No unexpected complications to relate... just the healing process. Had my first follow-ups with surgeons & cardiologists which seem to have gone well, so it seems like these folks have saved my bacon, as it were.
As mentioned earlier this thread, I fall into a category of preexisting, & therefore non-insurable cardio-treatment. Which basically means I'm on the hook for 100% of the costs associated with this experience. This makes me a poster-boy for medical reform efforts in the US I suppose...
The short version is I'm a 45 year old male with a pretty typical history of medical care, as well as professional history. I have been working since 14 years of age in a variety of occupations, the last 20 years of which have been as a professional technologist. I started at $2.10/hour way back when, (minimum wage) & worked my way up the wage ladder over these many years to the 6 figure guy I am today.
It's been a rocky ride between 1975 & today, with many ups & downs along the way; both personal & financial.
The vast majority of this time I have been contributing to mandatory taxation including Social Security contributions, as well as voluntary insurance programs mostly sponsored by my employers. I'd be hard-pressed to give an accurate total for these contributions over the decades, but it's certainly been many 10's of thousands of dollars.
Fast-forward to a period where my Cobra extended insurance coverage expired before I managed to procure new employment-sponsored insurance, and we find my first cardiac event. This of course makes all subsequent heart-related medical events preexisting as far as insurers are concerned, and therefore un-insurable.
The result of this timeline of events is of course, massive amounts of debt.

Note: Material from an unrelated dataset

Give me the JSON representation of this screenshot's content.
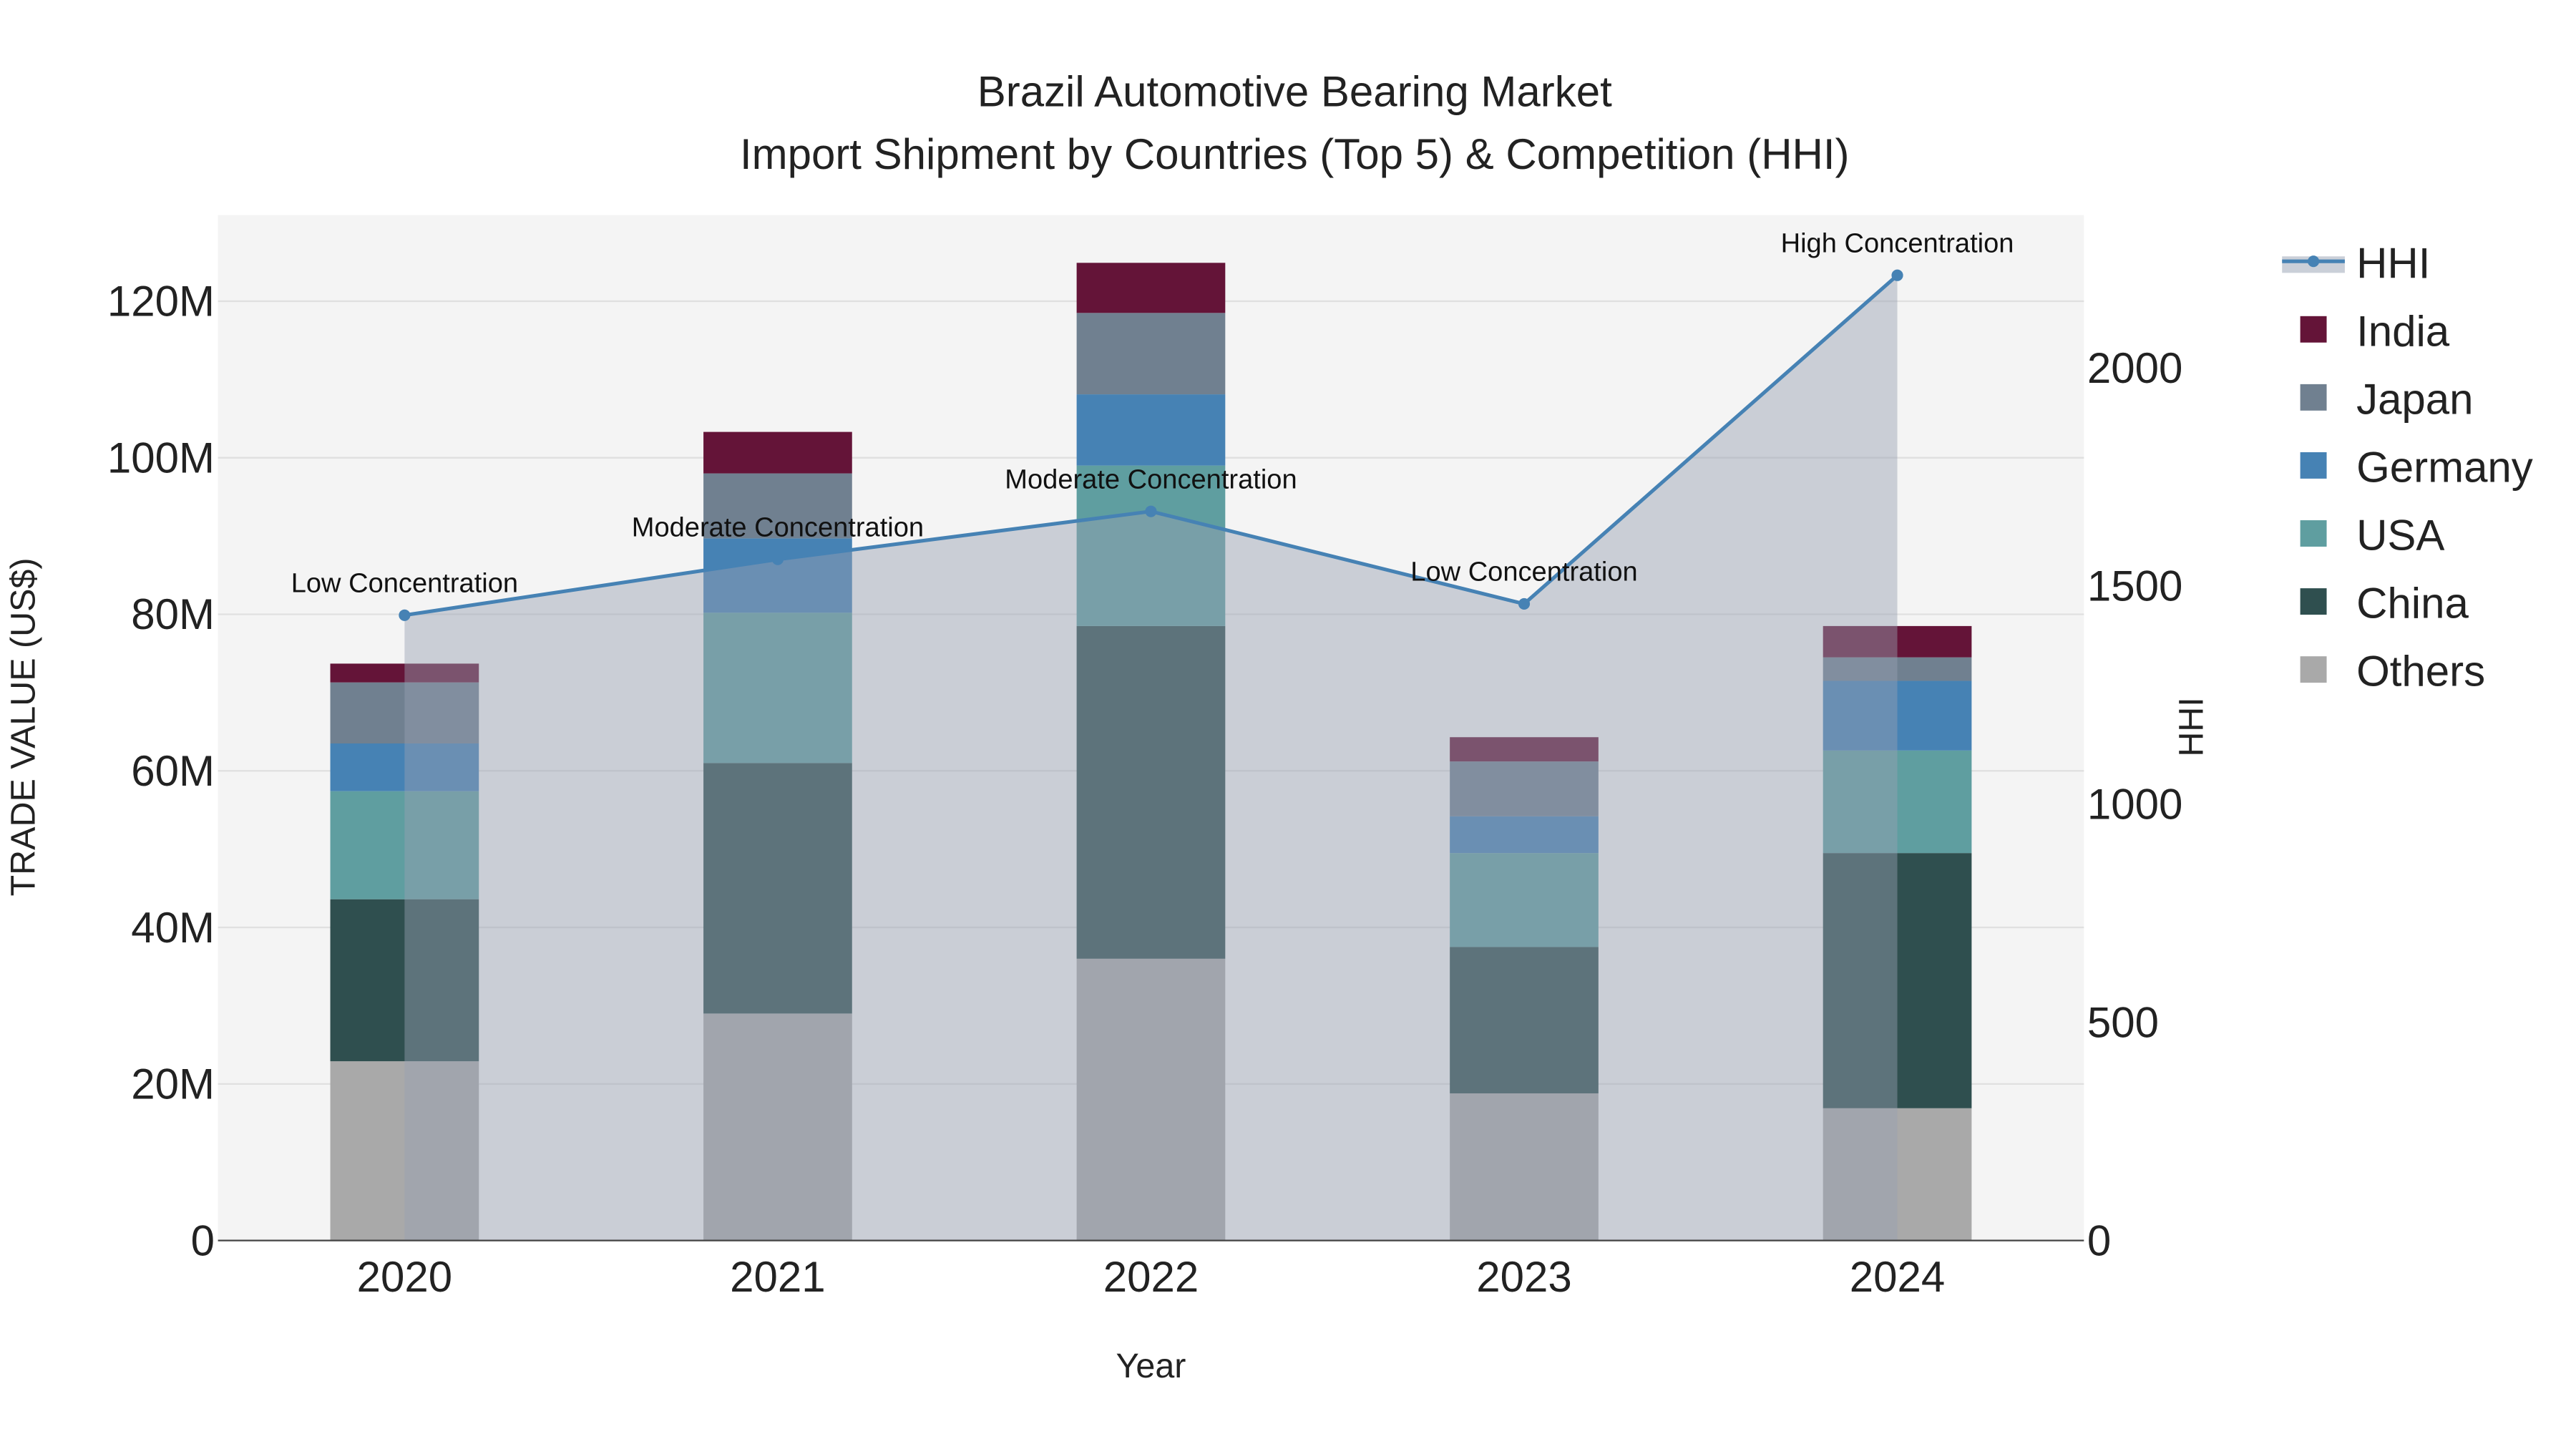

Multiple trips to the stint lab for angioplasty plus this latest bypass procedure adds up to about a million bucks in debt. This excludes doctor visits, prescriptions etc... I'm paying for all of this "out of pocket" as it were, which is, of course, absurd on it's surface. It effectively makes me a medical share-cropper for life. No possibility of repaying this debt in my lifetime, and therefore in perpetual servitude to the medical-industrial community in perpetuity. To be fair, this beats the alternative... these folks saved my life... no doubt. And I also have a keen appreciation of the triage process which much have occurred prior to this bypass surgery in my favor. A panel of medical folks who were well aware that I'd never repay the debt generated by this procedure, made a decision to perform the surgery anyway. What a nightmare decision this must be, especially since they must get confronted with multiple instances representing individual lives on a regular basis. Our system is literally forcing life/death choices on medical administrators, surgeons & doctors across the country.
So where do we assign blame/responsibility for this condition?
My fault for failing to get new insurance coverage and prevent gaps in coverage? Insurance companies for excluding preexisting conditions? Medical device/service providers for the incredible costs of these systems?
All the above? More?
And where do we go from here?
Since I can't possibly pay for the accumulated debt of these treatments, this financial burden will fall onto the shoulders of taxpayers & insured consumers at the end of the day, in the form of higher taxes & higher premiums.
In a world of shrinking resources, what will be the criteria our medical community employs to determine who receives these heroic measures... & who does not?
I am of course grateful beyond words to be here to write this post, and my thanks goes out to all of the people who made this possible for me. But if you're gonna save Aaron from peakoil.com, you're gonna get some pointed questions eventually which are directly related to energy, resource depletion, financial fidelity & the moral/practical application of these concepts to individual humans, and society as a whole.
As always, your thoughts & comments are most welcome...